Further to this.
Oireachtas Retort has dedicated their Election Day post to the survivors of the Magdalene laundries and symphysiotomy with pieces written by Claire McGettrick, of Justice For Magdalenes, and Marie O’Connor, of Survivors of Symphysiotomy.
Oireachtas Retort writes:
“You will find no clearer example of how brute uncaring force, casually demeaning people over decades is hardwired into the DNA of this state.
The cold indignity visited upon these women is multi-layered. The complicity and indifference that fuelled these crimes is not confined to the past but persists in the decisions we make in the ballot box today.”
In the post, Ms McGettrick reminds readers that, as the UN found the McAleese Report’s investigation to be neither prompt, independent nor thorough, it called for the Irish government to set up an independent inquiry.
But the government rejected the UN’s claim stating that because McAleese didn’t find evidence to “support allegations of systematic torture or ill treatment of a criminal nature in these institutions”, there would be no independent inquiry.
Further to this, Ms McGettrick writes:
“Are we to believe that the Taoiseach’s tearful apology [on February 19, 2013] was as a result of a ‘road to Damascus’ moment, or was it a political decision, designed to make the Magdalene problem go away? The experiences of survivors in contact with our organisation since the apology would suggest that unfortunately, it was the latter.”
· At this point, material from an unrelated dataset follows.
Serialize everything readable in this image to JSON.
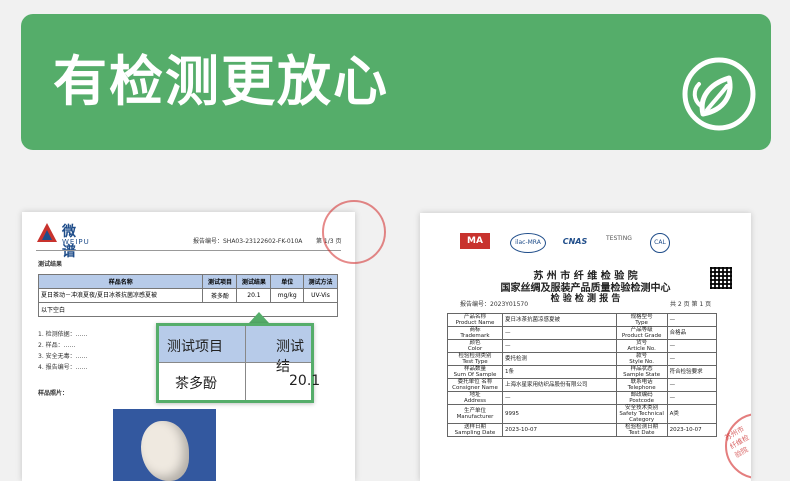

“In June 2013, Mr Justice Quirke published The Magdalen Commission Report and while the financial element of the ex gratia scheme fell far short of what survivors deserve, we nonetheless welcomed it, in recognition of the other recommended benefits and services, particularly the establishment of a Dedicated Unit and the provision of an enhanced medical card which would provide access to ‘the full range of services currently enjoyed’ by HAA Card holders. We were pleased when the government announced that it would accept all of Judge Quirke’s recommendations.”
“...It is now three years since the apology, and the trust of Magdalene survivors has been seriously undermined, as the government has tried to cut corner after corner on its implementation of the ex gratia scheme. Survivors are still awaiting the establishment of a Dedicated Unit, a measure that should have been put in place immediately and not after the women have had to navigate the Ex Gratia Scheme alone. Some survivors have difficulty in proving lengths of stay because of the religious orders’ poor record keeping, yet incredibly, the government affords greater weight to the religious orders’ contentions than survivor testimony.”
“The healthcare provisions as outlined in the RWRCI Guide do not provide Magdalene survivors with the same range of drugs and services made available to HAA cardholders.”
“…Earlier this week a vulnerable Magdalene survivor phoned to say she had spent 17 hours on a drip in a chair in a crowded A&E. This same woman shed tears of happiness in the Dáil on the night of the apology. She phoned me the next day, concerned about the Taoiseach – ‘the poor man was very upset’ she said. Three years later however, she feels completely hoodwinked.”
“She read Appendix G of Judge Quirke’s report and signed away her right to sue the State based on the legitimate expectation that she would receive a comprehensive healthcare suite. She certainly expected better than 17 hours in A&E.”
Previously: Three Years Ago Today
Watch the debate in full here